On March 12, a California man who pleaded guilty to trafficking nearly $1 million in cocaine was sentenced to five years of mandatory supervision. The 31-year-old man’s co-defendant, a 30-year-old man, had pleaded guilty to the same charges and was given the same sentence in late February.
According to the report, the two men were traveling north on Interstate 15 in a 1999 Chevrolet Malibu when agents with the U.S. Border Patrol directed them to pullover at the checkpoint. A K9 team searched the vehicle and indicated that drugs may be inside. A manual search was then conducted. About 76 pounds of cocaine in 32 bundles were reportedly found in concealed spaces near the front wheel wells and bumper. The two men were taken into custody.
The two men were charged with transportation of controlled substances for sale and being in possession of more than 4 kilograms of the drug. As part of an agreement for each man pleading guilty, a possession of controlled substance for sale charge was dropped. While neither man was sentenced to jail, both were sentenced to mandatory supervision, which is a form of probation.
When a person is accused of trafficking or selling drugs, the consequences can be severe depending on the evidence the authorities have against the accused person. However, there are certain procedures that the authorities must follow when investigating a possible drug trafficking case. For example, they must have probable cause to stop and search a vehicle. A criminal law attorney may challenge the charges if it is found that the authorities did not follow proper procedures when attempting to secure evidence. If it is found that the vehicle search was illegal, the evidence may not be used in court, potentially leading to a dismissal of the charges.

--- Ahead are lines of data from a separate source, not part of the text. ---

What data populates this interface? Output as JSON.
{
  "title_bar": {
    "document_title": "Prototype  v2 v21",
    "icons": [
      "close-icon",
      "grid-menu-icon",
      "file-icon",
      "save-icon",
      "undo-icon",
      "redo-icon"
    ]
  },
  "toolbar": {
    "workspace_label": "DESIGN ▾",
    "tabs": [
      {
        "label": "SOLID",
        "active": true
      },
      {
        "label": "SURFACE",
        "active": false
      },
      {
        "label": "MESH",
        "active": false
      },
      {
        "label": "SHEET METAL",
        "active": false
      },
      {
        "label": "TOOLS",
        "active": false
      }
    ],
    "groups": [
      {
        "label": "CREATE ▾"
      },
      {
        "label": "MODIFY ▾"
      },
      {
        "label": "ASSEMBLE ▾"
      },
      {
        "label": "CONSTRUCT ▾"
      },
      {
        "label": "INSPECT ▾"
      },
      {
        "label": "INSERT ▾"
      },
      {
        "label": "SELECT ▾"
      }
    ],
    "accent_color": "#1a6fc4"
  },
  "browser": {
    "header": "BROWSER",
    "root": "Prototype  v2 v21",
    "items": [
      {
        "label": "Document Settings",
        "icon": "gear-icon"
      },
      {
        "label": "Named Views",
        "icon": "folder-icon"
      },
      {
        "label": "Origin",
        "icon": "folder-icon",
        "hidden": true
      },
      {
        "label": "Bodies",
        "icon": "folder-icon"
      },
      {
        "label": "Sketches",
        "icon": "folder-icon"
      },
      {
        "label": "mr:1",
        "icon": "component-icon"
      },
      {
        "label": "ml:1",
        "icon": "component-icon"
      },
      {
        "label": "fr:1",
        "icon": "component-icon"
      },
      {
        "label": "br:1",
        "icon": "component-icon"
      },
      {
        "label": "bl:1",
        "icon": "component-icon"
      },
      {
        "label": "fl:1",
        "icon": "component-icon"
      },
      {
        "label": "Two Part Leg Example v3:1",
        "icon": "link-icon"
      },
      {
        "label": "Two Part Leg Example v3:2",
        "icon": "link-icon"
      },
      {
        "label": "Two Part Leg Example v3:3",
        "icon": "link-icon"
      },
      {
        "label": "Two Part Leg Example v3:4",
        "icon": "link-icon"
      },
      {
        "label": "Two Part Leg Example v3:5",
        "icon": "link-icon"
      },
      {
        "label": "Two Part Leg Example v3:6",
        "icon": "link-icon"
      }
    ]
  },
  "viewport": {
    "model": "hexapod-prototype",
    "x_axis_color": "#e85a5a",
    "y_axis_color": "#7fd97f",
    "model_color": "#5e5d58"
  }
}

Source: Murrieta Patch, “Man Who Helped Bring $1 Million In Cocaine To SWR Gets Probation“, 03/12/2018